In 2015 I invited participants to READ and REFLECT with me. In 2016 I asked that participants THINK like a reader. With 2017 was the invitation to OBSESS over words, and last year in 2018 I emphasized the strong START, strong END companionship.
Today, I share a set of books whose words carry more weight than their combined space on the page. These are lines and phrases whose implications are deep and moving and revealing and affirming. These words, like those you’ll write in your own story, have the power to reach readers, change readers, stay with readers.
These words and these stories have stayed with me.
A LIFE’S WORK TAKING ROOT IN MANY OTHERS’ LIVES
Planting Stories: The Life of Librarian and Storyteller Pura Belpré by Anika Aldamuy Denise and Paola Escobar
START: It is 1921. Pura Teresa Belpré leaves her home in San Juan for a visit to New York. Words travel with her: stories her abuela taught her.

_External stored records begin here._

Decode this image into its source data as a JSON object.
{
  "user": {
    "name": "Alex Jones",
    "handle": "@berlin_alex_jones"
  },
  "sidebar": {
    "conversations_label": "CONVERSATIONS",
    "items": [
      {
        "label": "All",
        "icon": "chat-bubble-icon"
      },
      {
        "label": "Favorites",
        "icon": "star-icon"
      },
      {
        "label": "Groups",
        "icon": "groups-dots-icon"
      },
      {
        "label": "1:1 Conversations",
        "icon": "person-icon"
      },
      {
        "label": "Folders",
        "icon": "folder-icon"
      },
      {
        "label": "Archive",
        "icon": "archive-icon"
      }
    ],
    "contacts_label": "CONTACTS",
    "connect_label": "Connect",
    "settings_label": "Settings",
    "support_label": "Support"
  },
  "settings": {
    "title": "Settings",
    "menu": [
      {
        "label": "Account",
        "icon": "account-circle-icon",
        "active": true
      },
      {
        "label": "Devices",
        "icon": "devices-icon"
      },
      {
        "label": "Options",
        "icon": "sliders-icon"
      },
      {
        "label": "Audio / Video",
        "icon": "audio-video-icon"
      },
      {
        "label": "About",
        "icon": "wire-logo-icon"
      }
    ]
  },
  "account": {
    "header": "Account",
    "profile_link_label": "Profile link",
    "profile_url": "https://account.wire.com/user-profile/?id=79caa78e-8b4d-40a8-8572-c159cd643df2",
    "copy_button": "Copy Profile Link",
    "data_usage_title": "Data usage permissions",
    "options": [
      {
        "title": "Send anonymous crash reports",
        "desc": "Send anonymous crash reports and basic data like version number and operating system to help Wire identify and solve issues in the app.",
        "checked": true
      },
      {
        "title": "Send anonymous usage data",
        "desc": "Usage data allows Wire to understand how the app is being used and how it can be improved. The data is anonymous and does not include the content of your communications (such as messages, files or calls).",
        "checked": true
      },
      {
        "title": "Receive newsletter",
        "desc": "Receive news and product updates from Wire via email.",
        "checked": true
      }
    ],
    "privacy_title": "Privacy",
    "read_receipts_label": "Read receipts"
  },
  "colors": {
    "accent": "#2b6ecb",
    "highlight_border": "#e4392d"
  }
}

END: The seeds she has planter, the roots that grew into shoots into the open air of possibility, have become a lush landscape into which she steps, as though she has never left.
Born Bad by C K Smouha and Stephen Smith
START: Wolf wasn’t happy being Wolf. When he looked in the mirror, he looked bad, and when he looked bad, he felt bad, and when he felt bad, he acted bad.
END: “I feel good!”
Super Satya Saves the Day by Raakhee Mirchandani and Tim Palin
START: It was a loud day, on a loud street, in the very loud town of Hoboken.
END: But she knew her day was super because she was… Super Satya!
Hands Up! by Breanna J. McDaniel and Shane W. Evans
START: Greet the sun, bold and bright! Tiny hands up!
END: As one we say, “HANDS UP!”
Finn's Feather by Rachel Noble and Zoey Abbott
START: On the first day of spring, Finn opened the front door and discovered a feather on his doorstep.
END: The feather was no longer white. No longer perfect. But it was still amazing.
My Heart by Corinna Luyken
START: My heart is a window
END: Closed or open… I get to decide
Iver and Ellsworth by Casey W. Robinson and Melissa Larson
START: Ellsworth is a rooftop bear. Underneath him, a factory hums and a man bustles. The man’s name is Iver. Iver and Ellsworth are good friends.
END: “Good.” Iver nods. “Very good.”
Honeysmoke: A Story of Finding Your Color by Monique Fields and Yesenia Moises
START: Simone wants a color.
END: The next day she sees her color written in the clouds, in the tree leaves, and on the grass, and she writes it on her schoolwork, on the classroom window, and in chalk on the playground.
The Bell Rang by James E. Ransome
START: The bell rings, and no sun in the sky.
END: Free like the birds. Free like Moses. No more bells.
The Real Boat by Victoria Semykina and Marina Aromshtam
START: A paper boat was sailing in a pond.
END: At last, he was a real boat.
END: At last, he was a real boat.
Matthew is giving away a 30 minute Skype session on a topic of your choosing. Brainstorm story ideas. Critique a manuscript. Build a strategy for expanding your social media presence. Develop a personalized recommended reading list to support your writing and story developing. You name it. To be eligible for prizes throughout the challenge, you must be registered by March 4, comment on each post, consistently read mentor texts, and enter the Rafflecopter drawing at the conclusion of ReFoReMo.
Matthew Winner is an elementary school librarian living in Howard County, Maryland. He is the host of The Children's Book Podcast, a weekly podcast featuring insightful and sincere interviews with authors, illustrators, and everyone involved in taking a book from drawing board to bookshelf. In 2013 Matthew was named a Library Journal Mover & Shaker and was invited to the White House as part of the Champions of Change program. Matthew currently teaches library media at Swansfield Elementary School in Columbia, Maryland. Visit Matthew online at www.matthewcwinner.com/blog or on Twitter at @MatthewWinner.